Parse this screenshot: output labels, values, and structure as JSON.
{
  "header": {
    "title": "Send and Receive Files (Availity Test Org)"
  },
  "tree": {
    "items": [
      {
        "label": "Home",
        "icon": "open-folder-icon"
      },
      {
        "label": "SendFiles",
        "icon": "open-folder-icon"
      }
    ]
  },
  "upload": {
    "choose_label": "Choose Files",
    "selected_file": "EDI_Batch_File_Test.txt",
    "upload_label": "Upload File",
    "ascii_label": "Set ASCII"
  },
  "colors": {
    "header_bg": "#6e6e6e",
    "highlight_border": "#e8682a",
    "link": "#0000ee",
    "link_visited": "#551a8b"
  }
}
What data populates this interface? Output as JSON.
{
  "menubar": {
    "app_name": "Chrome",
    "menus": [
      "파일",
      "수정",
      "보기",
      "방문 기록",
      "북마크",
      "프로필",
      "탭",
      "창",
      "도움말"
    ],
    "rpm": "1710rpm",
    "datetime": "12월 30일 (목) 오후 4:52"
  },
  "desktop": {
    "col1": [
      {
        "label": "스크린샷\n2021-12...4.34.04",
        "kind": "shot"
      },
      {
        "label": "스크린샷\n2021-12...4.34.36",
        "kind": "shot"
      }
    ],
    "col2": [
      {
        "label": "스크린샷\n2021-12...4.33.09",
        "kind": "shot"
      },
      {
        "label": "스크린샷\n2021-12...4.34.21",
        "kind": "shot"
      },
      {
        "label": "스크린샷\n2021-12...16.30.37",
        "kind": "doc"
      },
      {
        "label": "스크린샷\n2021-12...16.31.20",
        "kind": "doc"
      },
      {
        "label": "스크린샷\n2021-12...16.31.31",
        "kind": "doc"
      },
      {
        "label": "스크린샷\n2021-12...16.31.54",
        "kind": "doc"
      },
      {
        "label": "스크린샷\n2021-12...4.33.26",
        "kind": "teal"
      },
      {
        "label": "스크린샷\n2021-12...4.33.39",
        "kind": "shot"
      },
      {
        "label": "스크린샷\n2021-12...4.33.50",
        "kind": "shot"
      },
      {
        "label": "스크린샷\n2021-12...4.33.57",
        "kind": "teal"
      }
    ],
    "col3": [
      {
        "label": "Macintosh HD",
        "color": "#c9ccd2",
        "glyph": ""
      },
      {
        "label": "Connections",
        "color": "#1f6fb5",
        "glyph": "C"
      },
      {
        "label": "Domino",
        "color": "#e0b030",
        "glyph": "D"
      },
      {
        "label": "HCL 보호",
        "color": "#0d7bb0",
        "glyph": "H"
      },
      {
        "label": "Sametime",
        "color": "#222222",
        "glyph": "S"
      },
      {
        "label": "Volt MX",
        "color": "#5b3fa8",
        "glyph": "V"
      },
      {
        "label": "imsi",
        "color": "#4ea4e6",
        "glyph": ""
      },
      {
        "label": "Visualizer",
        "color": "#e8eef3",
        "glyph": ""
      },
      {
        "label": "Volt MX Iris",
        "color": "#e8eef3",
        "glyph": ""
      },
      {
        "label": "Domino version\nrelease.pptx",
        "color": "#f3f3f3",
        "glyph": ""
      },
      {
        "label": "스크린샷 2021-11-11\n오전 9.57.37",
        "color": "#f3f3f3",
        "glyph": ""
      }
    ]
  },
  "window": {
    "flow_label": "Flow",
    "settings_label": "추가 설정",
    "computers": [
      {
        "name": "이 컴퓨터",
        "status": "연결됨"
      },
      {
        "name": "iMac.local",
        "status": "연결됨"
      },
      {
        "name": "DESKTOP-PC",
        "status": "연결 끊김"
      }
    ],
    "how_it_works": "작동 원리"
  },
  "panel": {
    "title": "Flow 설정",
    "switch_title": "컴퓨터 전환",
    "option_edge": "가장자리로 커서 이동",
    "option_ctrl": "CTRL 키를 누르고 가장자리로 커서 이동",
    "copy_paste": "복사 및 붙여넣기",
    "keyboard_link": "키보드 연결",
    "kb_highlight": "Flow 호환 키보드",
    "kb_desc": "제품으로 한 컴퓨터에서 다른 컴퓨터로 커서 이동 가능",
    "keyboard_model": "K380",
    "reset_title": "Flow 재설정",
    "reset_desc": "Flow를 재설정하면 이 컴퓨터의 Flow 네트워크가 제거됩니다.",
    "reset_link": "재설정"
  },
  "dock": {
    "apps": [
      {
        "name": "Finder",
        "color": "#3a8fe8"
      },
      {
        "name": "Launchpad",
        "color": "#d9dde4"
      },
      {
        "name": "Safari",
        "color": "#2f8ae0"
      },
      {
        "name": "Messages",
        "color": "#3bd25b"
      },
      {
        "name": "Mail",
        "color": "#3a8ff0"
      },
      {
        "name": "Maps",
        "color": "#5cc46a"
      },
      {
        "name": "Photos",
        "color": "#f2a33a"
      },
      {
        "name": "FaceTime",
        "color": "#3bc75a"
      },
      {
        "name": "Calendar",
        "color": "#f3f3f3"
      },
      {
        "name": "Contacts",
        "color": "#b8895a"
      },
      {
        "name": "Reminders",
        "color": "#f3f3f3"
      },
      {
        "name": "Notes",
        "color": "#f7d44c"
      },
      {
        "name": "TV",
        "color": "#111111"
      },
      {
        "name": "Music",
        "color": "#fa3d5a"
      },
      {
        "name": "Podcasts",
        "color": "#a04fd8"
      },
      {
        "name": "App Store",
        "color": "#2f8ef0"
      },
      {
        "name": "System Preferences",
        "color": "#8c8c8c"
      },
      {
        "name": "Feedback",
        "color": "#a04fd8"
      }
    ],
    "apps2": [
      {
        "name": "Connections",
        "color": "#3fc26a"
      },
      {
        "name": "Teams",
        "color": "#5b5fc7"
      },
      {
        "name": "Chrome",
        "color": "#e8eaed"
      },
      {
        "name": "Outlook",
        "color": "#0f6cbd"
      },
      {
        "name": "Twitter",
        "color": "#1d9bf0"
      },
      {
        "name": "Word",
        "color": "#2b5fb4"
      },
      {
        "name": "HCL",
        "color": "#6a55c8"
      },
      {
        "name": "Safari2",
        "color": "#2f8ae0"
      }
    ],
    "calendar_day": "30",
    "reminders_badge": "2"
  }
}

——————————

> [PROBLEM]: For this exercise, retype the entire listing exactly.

> [OUTPUT]:
Parse this screenshot: output labels, values, and structure as JSON.
{
  "header": {
    "title": "Send and Receive Files (Availity Test Org)"
  },
  "tree": {
    "items": [
      {
        "label": "Home",
        "icon": "open-folder-icon"
      },
      {
        "label": "SendFiles",
        "icon": "open-folder-icon"
      }
    ]
  },
  "upload": {
    "choose_label": "Choose Files",
    "selected_file": "EDI_Batch_File_Test.txt",
    "upload_label": "Upload File",
    "ascii_label": "Set ASCII"
  },
  "colors": {
    "header_bg": "#6e6e6e",
    "highlight_border": "#e8682a",
    "link": "#0000ee",
    "link_visited": "#551a8b"
  }
}
What data populates this interface? Output as JSON.
{
  "menubar": {
    "app_name": "Chrome",
    "menus": [
      "파일",
      "수정",
      "보기",
      "방문 기록",
      "북마크",
      "프로필",
      "탭",
      "창",
      "도움말"
    ],
    "rpm": "1710rpm",
    "datetime": "12월 30일 (목) 오후 4:52"
  },
  "desktop": {
    "col1": [
      {
        "label": "스크린샷\n2021-12...4.34.04",
        "kind": "shot"
      },
      {
        "label": "스크린샷\n2021-12...4.34.36",
        "kind": "shot"
      }
    ],
    "col2": [
      {
        "label": "스크린샷\n2021-12...4.33.09",
        "kind": "shot"
      },
      {
        "label": "스크린샷\n2021-12...4.34.21",
        "kind": "shot"
      },
      {
        "label": "스크린샷\n2021-12...16.30.37",
        "kind": "doc"
      },
      {
        "label": "스크린샷\n2021-12...16.31.20",
        "kind": "doc"
      },
      {
        "label": "스크린샷\n2021-12...16.31.31",
        "kind": "doc"
      },
      {
        "label": "스크린샷\n2021-12...16.31.54",
        "kind": "doc"
      },
      {
        "label": "스크린샷\n2021-12...4.33.26",
        "kind": "teal"
      },
      {
        "label": "스크린샷\n2021-12...4.33.39",
        "kind": "shot"
      },
      {
        "label": "스크린샷\n2021-12...4.33.50",
        "kind": "shot"
      },
      {
        "label": "스크린샷\n2021-12...4.33.57",
        "kind": "teal"
      }
    ],
    "col3": [
      {
        "label": "Macintosh HD",
        "color": "#c9ccd2",
        "glyph": ""
      },
      {
        "label": "Connections",
        "color": "#1f6fb5",
        "glyph": "C"
      },
      {
        "label": "Domino",
        "color": "#e0b030",
        "glyph": "D"
      },
      {
        "label": "HCL 보호",
        "color": "#0d7bb0",
        "glyph": "H"
      },
      {
        "label": "Sametime",
        "color": "#222222",
        "glyph": "S"
      },
      {
        "label": "Volt MX",
        "color": "#5b3fa8",
        "glyph": "V"
      },
      {
        "label": "imsi",
        "color": "#4ea4e6",
        "glyph": ""
      },
      {
        "label": "Visualizer",
        "color": "#e8eef3",
        "glyph": ""
      },
      {
        "label": "Volt MX Iris",
        "color": "#e8eef3",
        "glyph": ""
      },
      {
        "label": "Domino version\nrelease.pptx",
        "color": "#f3f3f3",
        "glyph": ""
      },
      {
        "label": "스크린샷 2021-11-11\n오전 9.57.37",
        "color": "#f3f3f3",
        "glyph": ""
      }
    ]
  },
  "window": {
    "flow_label": "Flow",
    "settings_label": "추가 설정",
    "computers": [
      {
        "name": "이 컴퓨터",
        "status": "연결됨"
      },
      {
        "name": "iMac.local",
        "status": "연결됨"
      },
      {
        "name": "DESKTOP-PC",
        "status": "연결 끊김"
      }
    ],
    "how_it_works": "작동 원리"
  },
  "panel": {
    "title": "Flow 설정",
    "switch_title": "컴퓨터 전환",
    "option_edge": "가장자리로 커서 이동",
    "option_ctrl": "CTRL 키를 누르고 가장자리로 커서 이동",
    "copy_paste": "복사 및 붙여넣기",
    "keyboard_link": "키보드 연결",
    "kb_highlight": "Flow 호환 키보드",
    "kb_desc": "제품으로 한 컴퓨터에서 다른 컴퓨터로 커서 이동 가능",
    "keyboard_model": "K380",
    "reset_title": "Flow 재설정",
    "reset_desc": "Flow를 재설정하면 이 컴퓨터의 Flow 네트워크가 제거됩니다.",
    "reset_link": "재설정"
  },
  "dock": {
    "apps": [
      {
        "name": "Finder",
        "color": "#3a8fe8"
      },
      {
        "name": "Launchpad",
        "color": "#d9dde4"
      },
      {
        "name": "Safari",
        "color": "#2f8ae0"
      },
      {
        "name": "Messages",
        "color": "#3bd25b"
      },
      {
        "name": "Mail",
        "color": "#3a8ff0"
      },
      {
        "name": "Maps",
        "color": "#5cc46a"
      },
      {
        "name": "Photos",
        "color": "#f2a33a"
      },
      {
        "name": "FaceTime",
        "color": "#3bc75a"
      },
      {
        "name": "Calendar",
        "color": "#f3f3f3"
      },
      {
        "name": "Contacts",
        "color": "#b8895a"
      },
      {
        "name": "Reminders",
        "color": "#f3f3f3"
      },
      {
        "name": "Notes",
        "color": "#f7d44c"
      },
      {
        "name": "TV",
        "color": "#111111"
      },
      {
        "name": "Music",
        "color": "#fa3d5a"
      },
      {
        "name": "Podcasts",
        "color": "#a04fd8"
      },
      {
        "name": "App Store",
        "color": "#2f8ef0"
      },
      {
        "name": "System Preferences",
        "color": "#8c8c8c"
      },
      {
        "name": "Feedback",
        "color": "#a04fd8"
      }
    ],
    "apps2": [
      {
        "name": "Connections",
        "color": "#3fc26a"
      },
      {
        "name": "Teams",
        "color": "#5b5fc7"
      },
      {
        "name": "Chrome",
        "color": "#e8eaed"
      },
      {
        "name": "Outlook",
        "color": "#0f6cbd"
      },
      {
        "name": "Twitter",
        "color": "#1d9bf0"
      },
      {
        "name": "Word",
        "color": "#2b5fb4"
      },
      {
        "name": "HCL",
        "color": "#6a55c8"
      },
      {
        "name": "Safari2",
        "color": "#2f8ae0"
      }
    ],
    "calendar_day": "30",
    "reminders_badge": "2"
  }
}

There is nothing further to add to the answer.